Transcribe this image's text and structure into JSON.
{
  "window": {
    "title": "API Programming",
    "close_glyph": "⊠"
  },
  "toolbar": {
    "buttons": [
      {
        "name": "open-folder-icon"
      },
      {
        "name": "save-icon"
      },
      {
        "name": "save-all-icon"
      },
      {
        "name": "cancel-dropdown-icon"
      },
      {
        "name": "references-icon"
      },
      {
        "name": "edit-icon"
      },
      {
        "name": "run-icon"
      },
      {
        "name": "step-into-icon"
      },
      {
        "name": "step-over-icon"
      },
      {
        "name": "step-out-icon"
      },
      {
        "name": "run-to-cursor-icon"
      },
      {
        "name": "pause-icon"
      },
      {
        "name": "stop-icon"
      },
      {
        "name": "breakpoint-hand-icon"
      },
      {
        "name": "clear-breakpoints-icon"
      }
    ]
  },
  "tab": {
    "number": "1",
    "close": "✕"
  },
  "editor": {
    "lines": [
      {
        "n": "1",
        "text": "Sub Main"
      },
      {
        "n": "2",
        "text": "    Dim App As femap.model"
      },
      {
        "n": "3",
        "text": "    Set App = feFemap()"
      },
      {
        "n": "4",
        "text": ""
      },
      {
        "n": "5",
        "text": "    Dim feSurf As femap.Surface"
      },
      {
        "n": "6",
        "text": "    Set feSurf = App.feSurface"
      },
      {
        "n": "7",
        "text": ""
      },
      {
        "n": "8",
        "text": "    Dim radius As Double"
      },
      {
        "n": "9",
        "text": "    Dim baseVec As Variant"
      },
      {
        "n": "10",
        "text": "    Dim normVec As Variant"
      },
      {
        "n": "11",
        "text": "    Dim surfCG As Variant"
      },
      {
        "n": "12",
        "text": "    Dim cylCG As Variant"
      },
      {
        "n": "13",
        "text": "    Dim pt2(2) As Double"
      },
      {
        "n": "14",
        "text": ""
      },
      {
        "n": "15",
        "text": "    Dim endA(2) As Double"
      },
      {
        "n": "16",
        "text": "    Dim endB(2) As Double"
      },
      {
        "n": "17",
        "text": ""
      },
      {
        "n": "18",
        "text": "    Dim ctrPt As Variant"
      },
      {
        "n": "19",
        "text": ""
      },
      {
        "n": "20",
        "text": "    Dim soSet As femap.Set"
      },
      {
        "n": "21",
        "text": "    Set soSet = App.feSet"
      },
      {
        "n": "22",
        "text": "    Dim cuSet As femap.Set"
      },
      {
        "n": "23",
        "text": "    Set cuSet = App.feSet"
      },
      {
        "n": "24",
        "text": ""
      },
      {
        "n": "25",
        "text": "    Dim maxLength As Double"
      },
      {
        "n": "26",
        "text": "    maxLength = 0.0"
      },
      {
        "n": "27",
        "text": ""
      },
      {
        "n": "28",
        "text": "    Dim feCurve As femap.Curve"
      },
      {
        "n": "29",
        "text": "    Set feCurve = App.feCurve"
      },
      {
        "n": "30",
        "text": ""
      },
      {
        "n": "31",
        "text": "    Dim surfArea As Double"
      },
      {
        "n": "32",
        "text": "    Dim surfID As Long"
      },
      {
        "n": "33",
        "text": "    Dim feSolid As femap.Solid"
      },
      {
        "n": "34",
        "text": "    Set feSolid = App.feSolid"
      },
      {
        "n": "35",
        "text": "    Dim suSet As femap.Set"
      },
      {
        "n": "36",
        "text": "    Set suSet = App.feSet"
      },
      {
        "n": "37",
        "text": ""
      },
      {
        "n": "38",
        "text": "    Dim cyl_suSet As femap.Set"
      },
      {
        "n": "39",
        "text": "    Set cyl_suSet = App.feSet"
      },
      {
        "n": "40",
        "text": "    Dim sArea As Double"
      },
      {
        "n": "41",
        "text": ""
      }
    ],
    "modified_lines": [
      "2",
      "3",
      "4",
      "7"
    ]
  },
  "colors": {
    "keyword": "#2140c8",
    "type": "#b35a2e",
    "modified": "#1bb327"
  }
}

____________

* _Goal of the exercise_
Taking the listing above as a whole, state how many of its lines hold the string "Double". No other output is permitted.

* _Solution for this problem_
7